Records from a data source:
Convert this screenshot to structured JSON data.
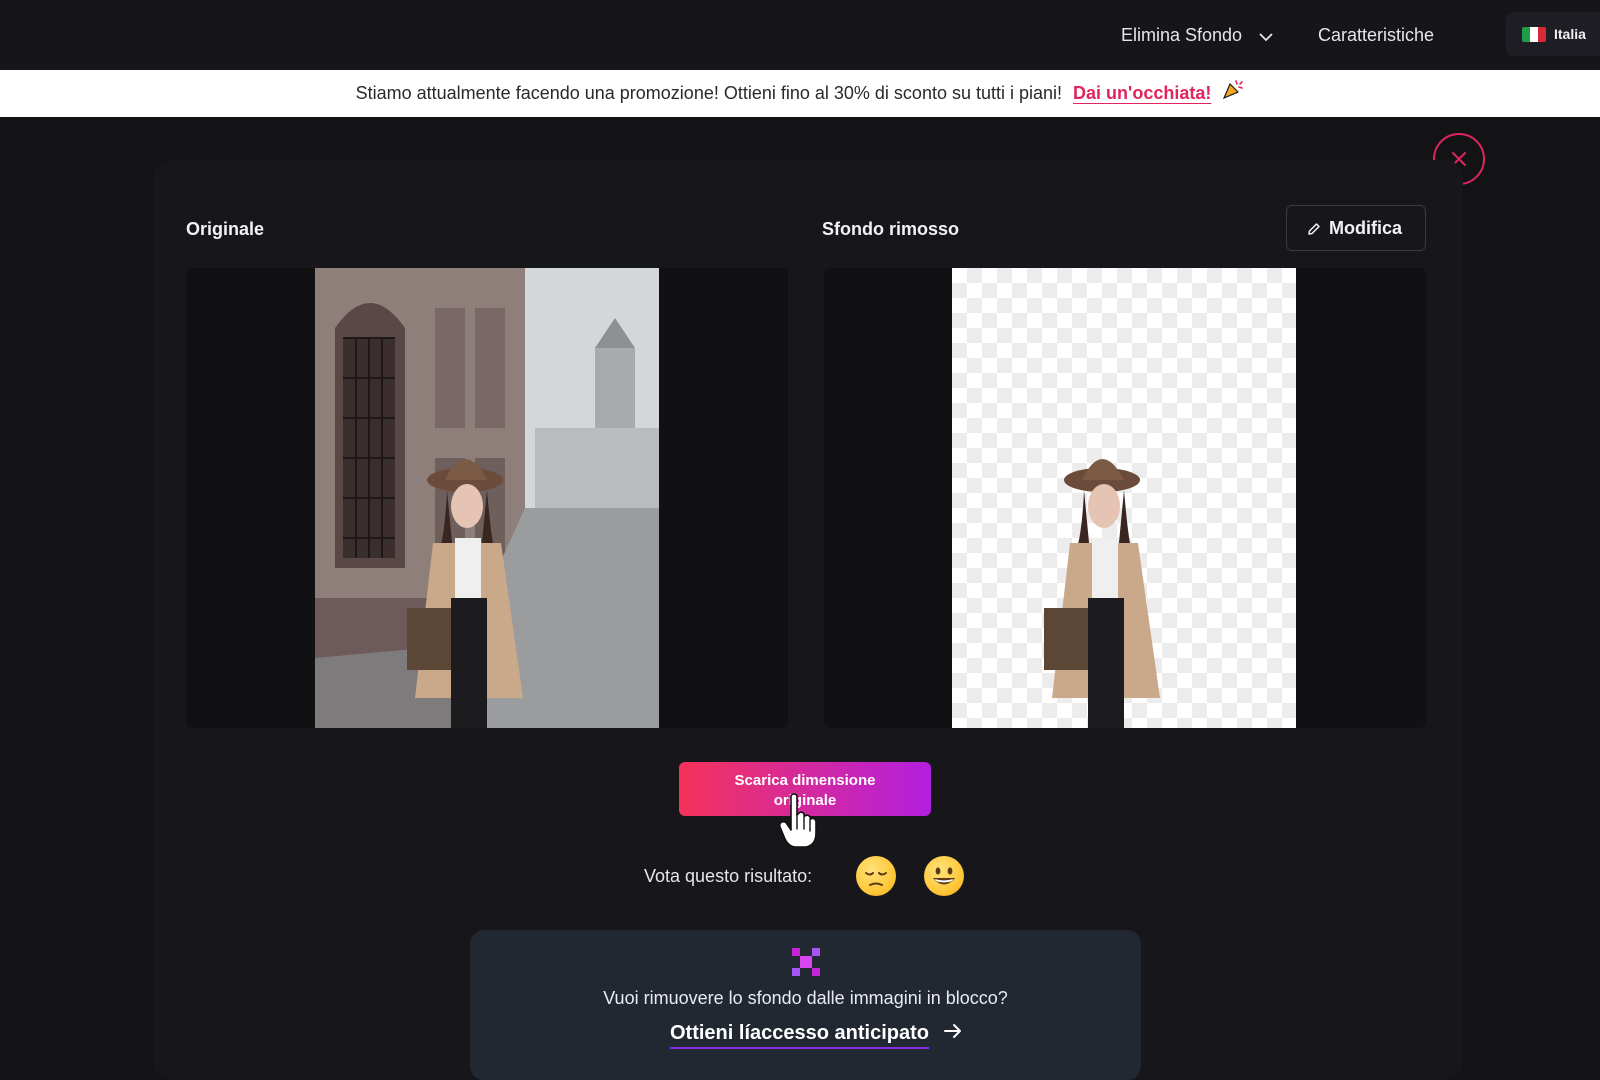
{
  "nav": {
    "remove_bg": "Elimina Sfondo",
    "features": "Caratteristiche",
    "language": "Italia"
  },
  "promo": {
    "text": "Stiamo attualmente facendo una promozione! Ottieni fino al 30% di sconto su tutti i piani!",
    "link": "Dai un'occhiata!"
  },
  "result": {
    "original_label": "Originale",
    "removed_label": "Sfondo rimosso",
    "edit_label": "Modifica",
    "download_label": "Scarica dimensione originale"
  },
  "rating": {
    "label": "Vota questo risultato:"
  },
  "bulk": {
    "question": "Vuoi rimuovere lo sfondo dalle immagini in blocco?",
    "cta": "Ottieni líaccesso anticipato"
  },
  "colors": {
    "accent": "#e0245e",
    "gradient_start": "#f5335a",
    "gradient_end": "#b31fe0",
    "background": "#131316"
  }
}
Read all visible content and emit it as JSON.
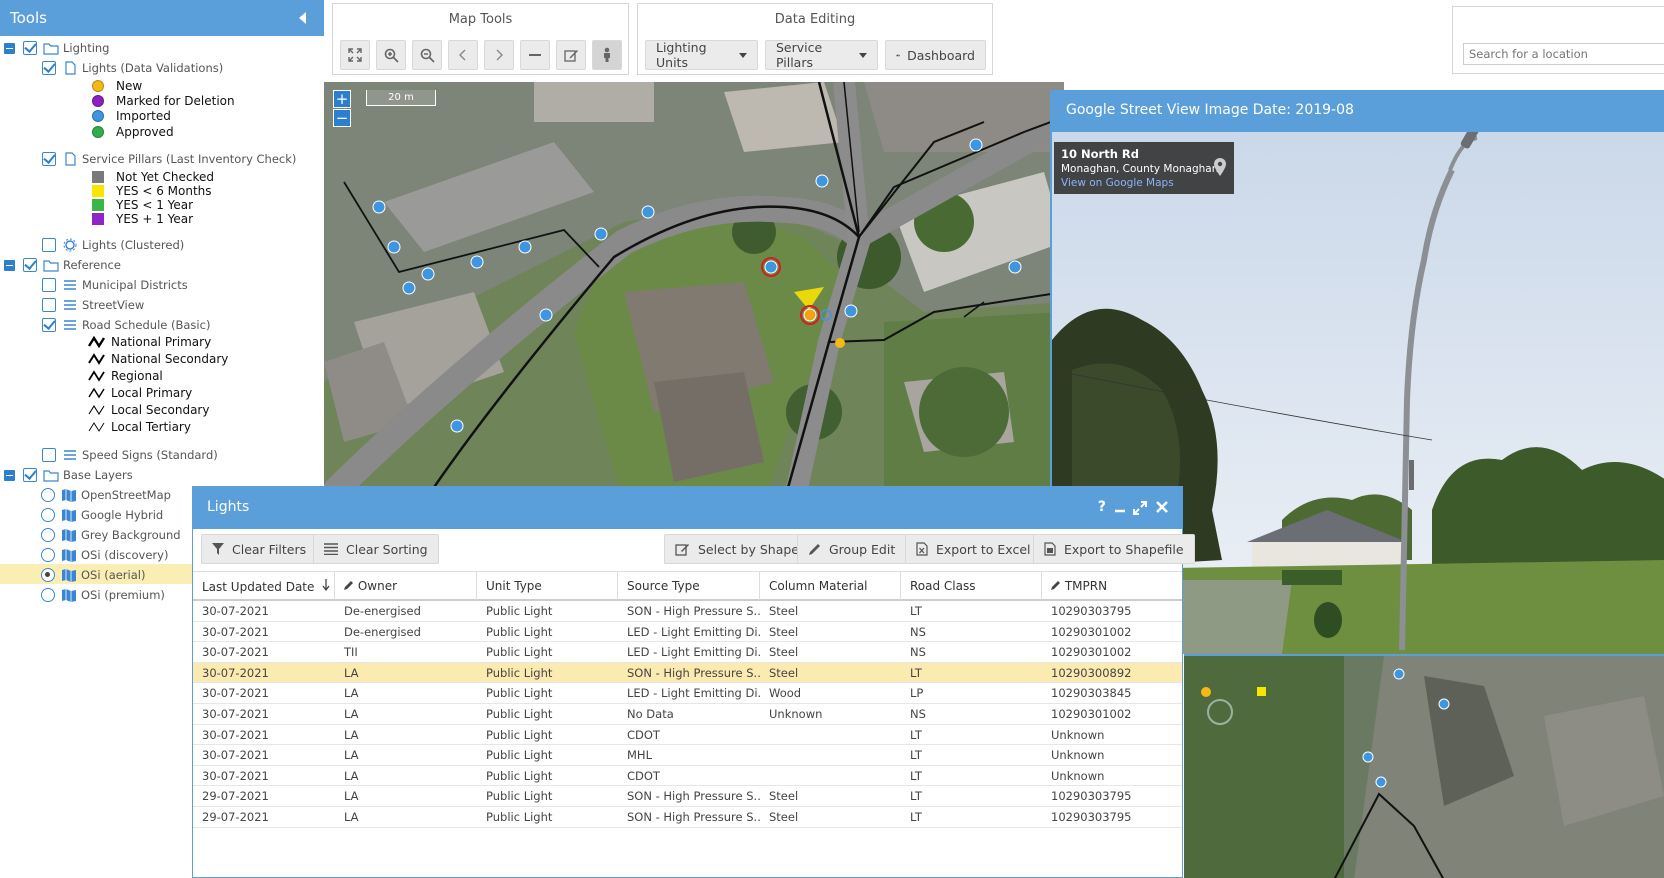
{
  "tools": {
    "title": "Tools",
    "lighting": "Lighting",
    "lights_validations": "Lights (Data Validations)",
    "legend_lights": [
      {
        "label": "New",
        "color": "#f4b915"
      },
      {
        "label": "Marked for Deletion",
        "color": "#8b1fc0"
      },
      {
        "label": "Imported",
        "color": "#3d96df"
      },
      {
        "label": "Approved",
        "color": "#2fae4d"
      }
    ],
    "service_pillars": "Service Pillars (Last Inventory Check)",
    "legend_pillars": [
      {
        "label": "Not Yet Checked",
        "color": "#7a7a7a"
      },
      {
        "label": "YES < 6 Months",
        "color": "#f6e600"
      },
      {
        "label": "YES < 1 Year",
        "color": "#39b54a"
      },
      {
        "label": "YES + 1 Year",
        "color": "#8f25c7"
      }
    ],
    "lights_clustered": "Lights (Clustered)",
    "reference": "Reference",
    "municipal_districts": "Municipal Districts",
    "streetview": "StreetView",
    "road_schedule": "Road Schedule (Basic)",
    "legend_roads": [
      "National Primary",
      "National Secondary",
      "Regional",
      "Local Primary",
      "Local Secondary",
      "Local Tertiary"
    ],
    "speed_signs": "Speed Signs (Standard)",
    "base_layers": "Base Layers",
    "base": [
      "OpenStreetMap",
      "Google Hybrid",
      "Grey Background",
      "OSi (discovery)",
      "OSi (aerial)",
      "OSi (premium)"
    ]
  },
  "map_tools": {
    "title": "Map Tools"
  },
  "data_editing": {
    "title": "Data Editing",
    "lighting_units": "Lighting Units",
    "service_pillars": "Service Pillars",
    "dashboard": "Dashboard"
  },
  "search": {
    "placeholder": "Search for a location"
  },
  "map": {
    "scale": "20 m",
    "zoom_in": "+",
    "zoom_out": "−"
  },
  "streetview": {
    "title": "Google Street View Image Date: 2019-08",
    "address": "10 North Rd",
    "locality": "Monaghan, County Monaghan",
    "link": "View on Google Maps"
  },
  "lights_dialog": {
    "title": "Lights",
    "help": "?",
    "clear_filters": "Clear Filters",
    "clear_sorting": "Clear Sorting",
    "select_by_shape": "Select by Shape",
    "group_edit": "Group Edit",
    "export_excel": "Export to Excel",
    "export_shapefile": "Export to Shapefile",
    "columns": [
      "Last Updated Date",
      "Owner",
      "Unit Type",
      "Source Type",
      "Column Material",
      "Road Class",
      "TMPRN"
    ],
    "rows": [
      [
        "30-07-2021",
        "De-energised",
        "Public Light",
        "SON - High Pressure S...",
        "Steel",
        "LT",
        "10290303795"
      ],
      [
        "30-07-2021",
        "De-energised",
        "Public Light",
        "LED - Light Emitting Di...",
        "Steel",
        "NS",
        "10290301002"
      ],
      [
        "30-07-2021",
        "TII",
        "Public Light",
        "LED - Light Emitting Di...",
        "Steel",
        "NS",
        "10290301002"
      ],
      [
        "30-07-2021",
        "LA",
        "Public Light",
        "SON - High Pressure S...",
        "Steel",
        "LT",
        "10290300892"
      ],
      [
        "30-07-2021",
        "LA",
        "Public Light",
        "LED - Light Emitting Di...",
        "Wood",
        "LP",
        "10290303845"
      ],
      [
        "30-07-2021",
        "LA",
        "Public Light",
        "No Data",
        "Unknown",
        "NS",
        "10290301002"
      ],
      [
        "30-07-2021",
        "LA",
        "Public Light",
        "CDOT",
        "",
        "LT",
        "Unknown"
      ],
      [
        "30-07-2021",
        "LA",
        "Public Light",
        "MHL",
        "",
        "LT",
        "Unknown"
      ],
      [
        "30-07-2021",
        "LA",
        "Public Light",
        "CDOT",
        "",
        "LT",
        "Unknown"
      ],
      [
        "29-07-2021",
        "LA",
        "Public Light",
        "SON - High Pressure S...",
        "Steel",
        "LT",
        "10290303795"
      ],
      [
        "29-07-2021",
        "LA",
        "Public Light",
        "SON - High Pressure S...",
        "Steel",
        "LT",
        "10290303795"
      ]
    ]
  }
}
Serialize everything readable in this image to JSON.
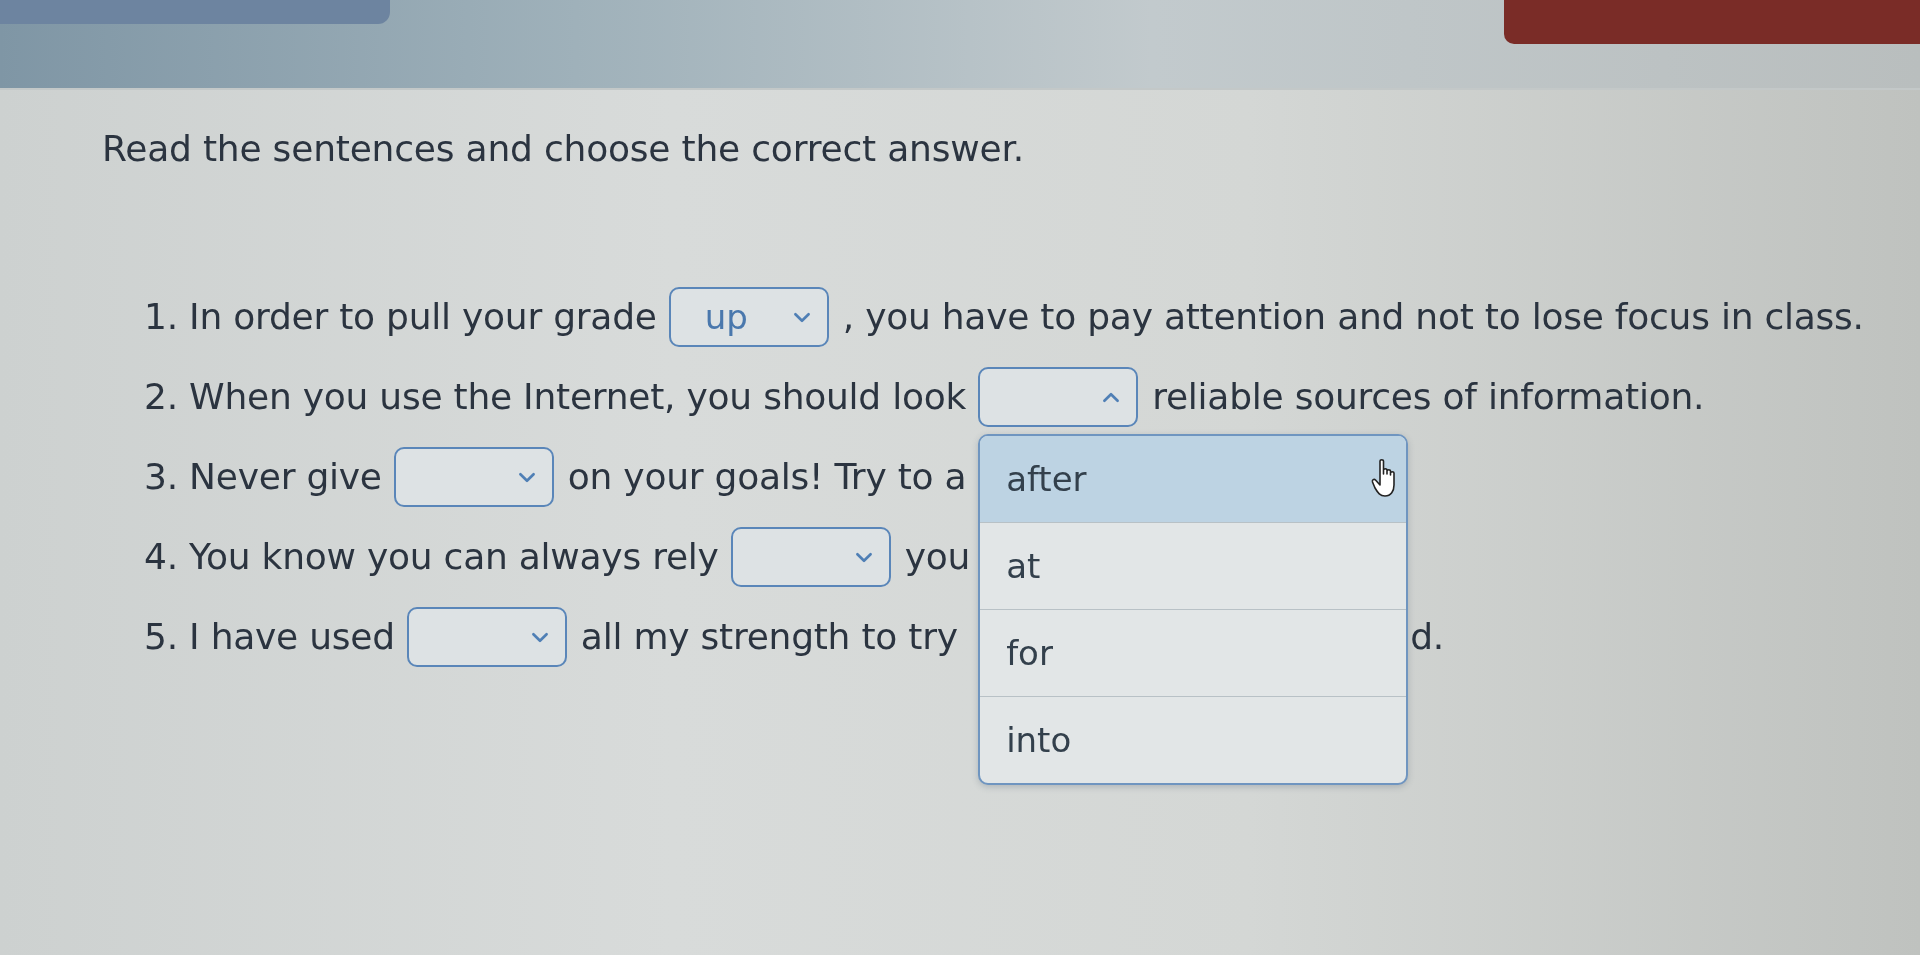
{
  "instruction": "Read the sentences and choose the correct answer.",
  "sentences": [
    {
      "parts": [
        {
          "kind": "text",
          "text": "1. In order to pull your grade"
        },
        {
          "kind": "select",
          "value": "up",
          "expanded": false
        },
        {
          "kind": "text",
          "text": ", you have to pay attention and not to lose focus in class."
        }
      ]
    },
    {
      "parts": [
        {
          "kind": "text",
          "text": "2. When you use the Internet, you should look"
        },
        {
          "kind": "select",
          "expanded": true,
          "options": [
            {
              "label": "after",
              "highlighted": true
            },
            {
              "label": "at",
              "highlighted": false
            },
            {
              "label": "for",
              "highlighted": false
            },
            {
              "label": "into",
              "highlighted": false
            }
          ]
        },
        {
          "kind": "text",
          "text": "reliable sources of information."
        }
      ]
    },
    {
      "parts": [
        {
          "kind": "text",
          "text": "3. Never give"
        },
        {
          "kind": "select",
          "expanded": false
        },
        {
          "kind": "text",
          "text": "on your goals! Try to a"
        }
      ]
    },
    {
      "parts": [
        {
          "kind": "text",
          "text": "4. You know you can always rely"
        },
        {
          "kind": "select",
          "expanded": false
        },
        {
          "kind": "text",
          "text": "you"
        }
      ]
    },
    {
      "parts": [
        {
          "kind": "text",
          "text": "5. I have used"
        },
        {
          "kind": "select",
          "expanded": false
        },
        {
          "kind": "text",
          "text": "all my strength to try"
        },
        {
          "kind": "covered"
        },
        {
          "kind": "text",
          "text": "d."
        }
      ]
    }
  ]
}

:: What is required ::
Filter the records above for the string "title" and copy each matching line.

:: Exercise answer ::
    "title": "Tools",
    "title": "Map Tools"
    "title": "Data Editing",
    "title": "Google Street View Image Date: 2019-08",
    "title": "Lights",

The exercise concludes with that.